Now, if you're not actually familiar with groups or abstract algebra, you can simply replace $H$ with $\mathbb Q$, $G$ with $\mathbb R$, and $\cdot$ with $+$, (and also replace things like "$h^{-1}$" with "$-h$"), and the proof will work out just fine.

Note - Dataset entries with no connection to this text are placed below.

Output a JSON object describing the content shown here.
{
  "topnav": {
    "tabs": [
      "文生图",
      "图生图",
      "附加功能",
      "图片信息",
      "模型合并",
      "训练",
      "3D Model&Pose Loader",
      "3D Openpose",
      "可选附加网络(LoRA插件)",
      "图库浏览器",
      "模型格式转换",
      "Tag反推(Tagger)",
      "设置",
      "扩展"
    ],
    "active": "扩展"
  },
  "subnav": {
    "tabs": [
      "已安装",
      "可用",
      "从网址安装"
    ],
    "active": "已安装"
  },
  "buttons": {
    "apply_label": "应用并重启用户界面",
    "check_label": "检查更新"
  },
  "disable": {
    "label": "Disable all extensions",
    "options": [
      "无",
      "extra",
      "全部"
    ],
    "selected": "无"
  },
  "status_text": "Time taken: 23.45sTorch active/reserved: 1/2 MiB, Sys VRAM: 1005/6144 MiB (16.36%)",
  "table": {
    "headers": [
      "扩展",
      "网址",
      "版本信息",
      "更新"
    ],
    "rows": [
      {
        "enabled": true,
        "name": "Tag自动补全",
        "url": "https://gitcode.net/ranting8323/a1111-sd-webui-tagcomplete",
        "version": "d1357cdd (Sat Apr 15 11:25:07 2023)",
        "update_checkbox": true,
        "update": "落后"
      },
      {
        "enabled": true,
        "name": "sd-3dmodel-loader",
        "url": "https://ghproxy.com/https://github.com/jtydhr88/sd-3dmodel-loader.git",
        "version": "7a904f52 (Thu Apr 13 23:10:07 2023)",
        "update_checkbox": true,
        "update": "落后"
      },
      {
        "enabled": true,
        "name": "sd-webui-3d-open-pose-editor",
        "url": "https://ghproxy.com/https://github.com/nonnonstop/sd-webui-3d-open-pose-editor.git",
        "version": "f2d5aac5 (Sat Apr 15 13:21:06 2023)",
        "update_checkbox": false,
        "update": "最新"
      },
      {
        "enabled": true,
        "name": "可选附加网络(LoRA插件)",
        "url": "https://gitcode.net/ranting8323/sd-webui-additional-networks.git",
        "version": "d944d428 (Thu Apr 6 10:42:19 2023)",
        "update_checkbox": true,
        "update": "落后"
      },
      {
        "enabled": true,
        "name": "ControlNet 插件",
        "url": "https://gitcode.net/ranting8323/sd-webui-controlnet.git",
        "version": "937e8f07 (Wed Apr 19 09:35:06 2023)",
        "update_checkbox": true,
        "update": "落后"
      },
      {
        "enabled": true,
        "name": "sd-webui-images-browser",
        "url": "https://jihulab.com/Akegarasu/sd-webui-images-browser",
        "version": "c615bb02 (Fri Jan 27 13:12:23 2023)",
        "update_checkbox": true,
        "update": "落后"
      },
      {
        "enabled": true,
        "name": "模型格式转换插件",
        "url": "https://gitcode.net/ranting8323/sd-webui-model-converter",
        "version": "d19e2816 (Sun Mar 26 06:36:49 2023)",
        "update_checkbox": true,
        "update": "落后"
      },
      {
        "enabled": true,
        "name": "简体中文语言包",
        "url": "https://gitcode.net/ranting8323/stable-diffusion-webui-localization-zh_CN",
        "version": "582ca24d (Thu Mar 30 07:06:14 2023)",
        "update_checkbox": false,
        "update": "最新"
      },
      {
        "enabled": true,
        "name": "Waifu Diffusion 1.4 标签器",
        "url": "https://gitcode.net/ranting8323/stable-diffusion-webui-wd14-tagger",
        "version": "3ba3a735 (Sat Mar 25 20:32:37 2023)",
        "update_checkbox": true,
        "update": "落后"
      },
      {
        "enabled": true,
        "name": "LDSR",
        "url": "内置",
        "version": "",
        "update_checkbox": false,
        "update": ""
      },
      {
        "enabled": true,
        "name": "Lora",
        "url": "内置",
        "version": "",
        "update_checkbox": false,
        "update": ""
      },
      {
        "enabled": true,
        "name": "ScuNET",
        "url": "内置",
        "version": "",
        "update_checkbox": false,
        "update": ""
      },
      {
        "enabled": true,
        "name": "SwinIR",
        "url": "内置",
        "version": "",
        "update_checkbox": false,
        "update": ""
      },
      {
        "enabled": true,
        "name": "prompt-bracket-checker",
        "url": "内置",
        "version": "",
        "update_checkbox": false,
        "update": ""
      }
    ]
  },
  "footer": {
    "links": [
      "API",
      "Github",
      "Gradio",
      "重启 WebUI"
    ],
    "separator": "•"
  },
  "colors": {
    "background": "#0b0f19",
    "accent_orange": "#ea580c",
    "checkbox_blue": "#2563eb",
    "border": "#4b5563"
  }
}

If $r \in A_x \cap A_y$ then $r = x+m_1$ and $r = y+m_2$. And so $x+m_1 = y+m_2$. Therefore we have, $x-y = m_2 - m_1 \in \mathbb{Q}$. Suppose without loss $x$ is rational and $y$ is not. Then it follows that $y = x-(m_2 - m_1) \in \mathbb{Q}$ which is a contradiction. We know need to show that $x,y$ can't both be irrational. Suppose $x,y \in \mathbb{R} \setminus \mathbb{Q}$ and $x-y = r \in \mathbb{Q}$. Then $x = r+y$ but then $r = (r+y)+m_1 \Rightarrow y+m_1 = 0 \Rightarrow y = -m_1 \in \mathbb{Q}$; hence a contradiction. Therefore both $x,y \in \mathbb{Q}$.